WORK TO BE COMPLETED.
Where the string "true" appears in a line of the data, show that line.

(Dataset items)
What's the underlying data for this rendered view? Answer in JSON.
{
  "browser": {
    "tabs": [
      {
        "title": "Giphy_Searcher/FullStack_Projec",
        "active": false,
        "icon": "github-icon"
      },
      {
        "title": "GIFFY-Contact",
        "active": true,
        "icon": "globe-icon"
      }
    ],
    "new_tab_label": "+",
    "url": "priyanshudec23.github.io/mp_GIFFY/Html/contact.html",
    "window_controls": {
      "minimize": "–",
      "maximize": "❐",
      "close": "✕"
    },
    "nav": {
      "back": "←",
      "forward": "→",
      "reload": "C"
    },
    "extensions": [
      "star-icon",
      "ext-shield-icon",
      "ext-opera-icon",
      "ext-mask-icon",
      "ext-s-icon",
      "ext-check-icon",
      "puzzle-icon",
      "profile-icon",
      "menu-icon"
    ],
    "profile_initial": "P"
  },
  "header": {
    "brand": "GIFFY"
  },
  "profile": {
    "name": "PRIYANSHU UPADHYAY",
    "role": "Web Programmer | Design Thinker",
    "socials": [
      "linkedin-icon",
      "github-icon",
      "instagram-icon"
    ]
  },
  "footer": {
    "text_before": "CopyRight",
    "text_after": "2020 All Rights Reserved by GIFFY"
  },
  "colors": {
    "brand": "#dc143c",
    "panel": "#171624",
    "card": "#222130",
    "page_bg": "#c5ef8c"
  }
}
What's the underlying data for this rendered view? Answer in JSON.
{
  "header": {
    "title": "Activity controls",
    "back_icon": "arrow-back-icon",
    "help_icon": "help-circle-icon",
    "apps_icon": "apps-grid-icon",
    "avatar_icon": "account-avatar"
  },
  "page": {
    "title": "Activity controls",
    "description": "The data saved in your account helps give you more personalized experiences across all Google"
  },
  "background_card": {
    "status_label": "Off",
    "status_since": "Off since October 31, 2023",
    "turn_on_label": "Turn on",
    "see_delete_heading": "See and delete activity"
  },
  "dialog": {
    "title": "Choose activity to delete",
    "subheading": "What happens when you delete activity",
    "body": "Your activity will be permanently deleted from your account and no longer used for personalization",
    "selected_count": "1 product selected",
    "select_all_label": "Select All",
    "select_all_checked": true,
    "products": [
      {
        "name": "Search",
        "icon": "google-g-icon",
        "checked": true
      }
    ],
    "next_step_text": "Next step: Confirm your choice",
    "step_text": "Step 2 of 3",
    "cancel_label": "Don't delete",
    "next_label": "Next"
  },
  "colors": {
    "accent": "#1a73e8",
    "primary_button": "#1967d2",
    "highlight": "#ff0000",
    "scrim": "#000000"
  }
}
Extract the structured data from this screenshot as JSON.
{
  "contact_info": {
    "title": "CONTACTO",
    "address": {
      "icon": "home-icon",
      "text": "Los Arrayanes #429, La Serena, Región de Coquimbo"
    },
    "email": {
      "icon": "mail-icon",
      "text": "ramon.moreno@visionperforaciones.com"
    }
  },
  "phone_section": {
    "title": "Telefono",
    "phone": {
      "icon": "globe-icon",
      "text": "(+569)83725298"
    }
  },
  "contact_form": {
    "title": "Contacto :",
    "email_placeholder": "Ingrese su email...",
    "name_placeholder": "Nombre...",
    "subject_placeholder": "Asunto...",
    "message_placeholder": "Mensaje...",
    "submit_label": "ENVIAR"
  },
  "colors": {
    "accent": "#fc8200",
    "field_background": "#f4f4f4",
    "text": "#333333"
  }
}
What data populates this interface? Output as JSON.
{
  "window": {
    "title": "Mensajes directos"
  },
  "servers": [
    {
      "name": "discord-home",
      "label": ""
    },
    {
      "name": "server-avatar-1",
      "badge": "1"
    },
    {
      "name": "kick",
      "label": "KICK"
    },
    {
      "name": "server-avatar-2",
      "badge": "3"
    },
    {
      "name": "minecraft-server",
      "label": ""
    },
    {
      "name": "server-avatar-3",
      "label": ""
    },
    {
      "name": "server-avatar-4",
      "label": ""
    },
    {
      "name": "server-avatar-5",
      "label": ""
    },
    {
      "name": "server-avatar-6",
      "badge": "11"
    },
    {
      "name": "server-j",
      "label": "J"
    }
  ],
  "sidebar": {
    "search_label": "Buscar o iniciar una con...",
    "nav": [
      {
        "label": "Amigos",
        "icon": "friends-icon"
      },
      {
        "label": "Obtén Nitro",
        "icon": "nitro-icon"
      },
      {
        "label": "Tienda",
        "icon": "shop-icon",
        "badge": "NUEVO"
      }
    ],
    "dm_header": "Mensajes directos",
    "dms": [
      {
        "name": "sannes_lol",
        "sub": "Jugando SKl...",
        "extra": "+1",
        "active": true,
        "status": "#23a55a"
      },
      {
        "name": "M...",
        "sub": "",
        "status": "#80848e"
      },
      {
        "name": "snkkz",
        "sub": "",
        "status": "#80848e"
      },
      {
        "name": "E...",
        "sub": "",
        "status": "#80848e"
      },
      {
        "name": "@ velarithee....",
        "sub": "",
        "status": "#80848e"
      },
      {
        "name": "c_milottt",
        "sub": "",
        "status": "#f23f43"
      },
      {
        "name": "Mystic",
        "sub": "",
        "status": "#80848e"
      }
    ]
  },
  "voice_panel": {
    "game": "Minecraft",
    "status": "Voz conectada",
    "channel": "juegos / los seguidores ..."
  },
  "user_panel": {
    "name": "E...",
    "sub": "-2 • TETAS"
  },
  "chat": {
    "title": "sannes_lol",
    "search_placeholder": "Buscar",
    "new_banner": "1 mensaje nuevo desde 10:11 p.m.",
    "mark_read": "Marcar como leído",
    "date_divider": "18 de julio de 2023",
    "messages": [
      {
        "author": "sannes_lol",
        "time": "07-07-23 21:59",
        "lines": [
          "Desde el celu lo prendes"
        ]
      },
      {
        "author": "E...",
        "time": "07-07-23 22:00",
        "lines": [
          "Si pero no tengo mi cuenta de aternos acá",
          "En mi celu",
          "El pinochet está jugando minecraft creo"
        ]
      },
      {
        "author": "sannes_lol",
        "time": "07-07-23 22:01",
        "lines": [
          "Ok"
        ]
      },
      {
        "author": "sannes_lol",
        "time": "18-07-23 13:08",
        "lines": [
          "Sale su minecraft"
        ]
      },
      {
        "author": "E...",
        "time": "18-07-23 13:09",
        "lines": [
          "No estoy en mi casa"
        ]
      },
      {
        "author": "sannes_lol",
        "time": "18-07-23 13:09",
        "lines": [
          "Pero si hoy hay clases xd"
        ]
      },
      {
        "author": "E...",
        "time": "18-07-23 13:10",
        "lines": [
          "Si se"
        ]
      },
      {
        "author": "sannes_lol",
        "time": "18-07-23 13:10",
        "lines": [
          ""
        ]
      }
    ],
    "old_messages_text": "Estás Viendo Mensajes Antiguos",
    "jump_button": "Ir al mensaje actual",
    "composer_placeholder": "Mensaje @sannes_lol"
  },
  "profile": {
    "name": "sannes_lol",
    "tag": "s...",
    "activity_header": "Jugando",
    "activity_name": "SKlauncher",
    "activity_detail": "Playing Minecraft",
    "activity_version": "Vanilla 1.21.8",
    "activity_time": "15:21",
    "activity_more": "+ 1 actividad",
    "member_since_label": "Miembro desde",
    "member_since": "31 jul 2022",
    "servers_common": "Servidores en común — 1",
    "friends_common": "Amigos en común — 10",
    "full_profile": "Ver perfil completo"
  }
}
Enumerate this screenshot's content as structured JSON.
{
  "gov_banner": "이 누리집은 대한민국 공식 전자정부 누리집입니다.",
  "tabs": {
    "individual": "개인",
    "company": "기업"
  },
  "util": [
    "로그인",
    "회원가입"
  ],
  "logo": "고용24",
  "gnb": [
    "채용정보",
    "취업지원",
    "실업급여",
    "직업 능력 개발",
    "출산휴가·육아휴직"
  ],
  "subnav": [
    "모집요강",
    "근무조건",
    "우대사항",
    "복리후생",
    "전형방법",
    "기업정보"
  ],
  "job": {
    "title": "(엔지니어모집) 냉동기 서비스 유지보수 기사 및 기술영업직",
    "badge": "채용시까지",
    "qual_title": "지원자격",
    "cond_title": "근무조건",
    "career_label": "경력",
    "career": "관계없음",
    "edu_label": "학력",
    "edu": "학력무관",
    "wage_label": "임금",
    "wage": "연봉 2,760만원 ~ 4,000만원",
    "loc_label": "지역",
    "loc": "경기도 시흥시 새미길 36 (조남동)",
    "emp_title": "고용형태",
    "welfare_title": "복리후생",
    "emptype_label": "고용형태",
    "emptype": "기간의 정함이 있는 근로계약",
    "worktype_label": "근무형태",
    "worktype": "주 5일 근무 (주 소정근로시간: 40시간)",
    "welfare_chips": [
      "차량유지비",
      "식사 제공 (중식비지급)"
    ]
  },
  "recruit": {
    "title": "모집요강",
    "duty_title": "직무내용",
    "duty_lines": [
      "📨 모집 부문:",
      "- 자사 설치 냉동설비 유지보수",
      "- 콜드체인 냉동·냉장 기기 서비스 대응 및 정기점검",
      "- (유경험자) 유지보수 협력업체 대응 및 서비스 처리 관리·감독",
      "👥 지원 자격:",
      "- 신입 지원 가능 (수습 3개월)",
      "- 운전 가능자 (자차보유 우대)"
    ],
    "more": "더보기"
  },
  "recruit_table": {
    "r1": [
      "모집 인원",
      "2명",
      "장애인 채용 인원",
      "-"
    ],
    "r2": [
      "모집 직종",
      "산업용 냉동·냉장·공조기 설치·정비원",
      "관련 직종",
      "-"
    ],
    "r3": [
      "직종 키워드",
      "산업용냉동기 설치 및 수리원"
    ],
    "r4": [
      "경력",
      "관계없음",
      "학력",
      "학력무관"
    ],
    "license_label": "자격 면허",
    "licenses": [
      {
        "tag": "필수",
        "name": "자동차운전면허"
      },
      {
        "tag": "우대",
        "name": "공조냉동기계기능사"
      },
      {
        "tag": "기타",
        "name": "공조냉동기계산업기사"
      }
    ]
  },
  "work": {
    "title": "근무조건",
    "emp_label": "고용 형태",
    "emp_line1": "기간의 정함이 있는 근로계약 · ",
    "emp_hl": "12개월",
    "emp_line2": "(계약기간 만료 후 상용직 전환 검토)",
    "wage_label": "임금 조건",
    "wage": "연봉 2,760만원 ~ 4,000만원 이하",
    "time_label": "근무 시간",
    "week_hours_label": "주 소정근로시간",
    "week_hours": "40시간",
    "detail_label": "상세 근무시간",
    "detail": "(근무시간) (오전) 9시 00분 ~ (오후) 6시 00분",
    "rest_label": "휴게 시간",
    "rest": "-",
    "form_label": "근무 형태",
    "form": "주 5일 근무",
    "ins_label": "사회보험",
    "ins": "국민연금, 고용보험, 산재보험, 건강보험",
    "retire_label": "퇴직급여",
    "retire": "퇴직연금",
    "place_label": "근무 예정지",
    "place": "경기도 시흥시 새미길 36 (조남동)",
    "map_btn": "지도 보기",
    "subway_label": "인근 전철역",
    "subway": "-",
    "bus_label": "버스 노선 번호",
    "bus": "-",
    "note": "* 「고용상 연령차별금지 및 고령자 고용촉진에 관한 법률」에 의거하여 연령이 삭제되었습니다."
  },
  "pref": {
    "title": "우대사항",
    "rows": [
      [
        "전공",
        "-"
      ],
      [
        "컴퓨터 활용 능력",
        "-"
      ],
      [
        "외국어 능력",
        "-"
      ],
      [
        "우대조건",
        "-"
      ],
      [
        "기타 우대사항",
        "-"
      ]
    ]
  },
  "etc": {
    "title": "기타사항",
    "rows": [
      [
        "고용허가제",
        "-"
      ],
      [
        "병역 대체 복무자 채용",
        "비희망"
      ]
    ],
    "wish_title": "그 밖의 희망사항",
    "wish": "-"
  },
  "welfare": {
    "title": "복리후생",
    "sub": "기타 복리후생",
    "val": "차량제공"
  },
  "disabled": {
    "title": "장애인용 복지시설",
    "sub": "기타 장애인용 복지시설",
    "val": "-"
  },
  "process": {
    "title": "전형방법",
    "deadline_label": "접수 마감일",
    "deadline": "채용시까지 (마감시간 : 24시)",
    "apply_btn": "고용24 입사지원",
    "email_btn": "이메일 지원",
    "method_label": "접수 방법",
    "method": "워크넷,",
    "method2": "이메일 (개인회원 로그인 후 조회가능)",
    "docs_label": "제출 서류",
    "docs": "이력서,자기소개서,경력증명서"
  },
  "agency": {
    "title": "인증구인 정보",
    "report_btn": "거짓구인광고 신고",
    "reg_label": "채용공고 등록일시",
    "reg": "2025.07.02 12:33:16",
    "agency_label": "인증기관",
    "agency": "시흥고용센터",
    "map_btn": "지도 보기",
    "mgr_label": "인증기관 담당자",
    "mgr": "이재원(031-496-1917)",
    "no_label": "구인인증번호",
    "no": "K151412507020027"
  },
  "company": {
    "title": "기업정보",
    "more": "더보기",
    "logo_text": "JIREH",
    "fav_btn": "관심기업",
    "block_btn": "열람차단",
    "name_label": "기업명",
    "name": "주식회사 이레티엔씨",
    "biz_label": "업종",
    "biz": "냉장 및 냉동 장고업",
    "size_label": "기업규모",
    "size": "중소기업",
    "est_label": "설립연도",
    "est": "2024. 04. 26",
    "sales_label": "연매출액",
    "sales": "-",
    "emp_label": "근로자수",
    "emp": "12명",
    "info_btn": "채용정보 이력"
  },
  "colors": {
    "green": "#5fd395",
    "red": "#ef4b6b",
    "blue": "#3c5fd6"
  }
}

EXPECTED ANSWER.
        "active": true,
    "select_all_checked": true,
        "checked": true
        "active": true,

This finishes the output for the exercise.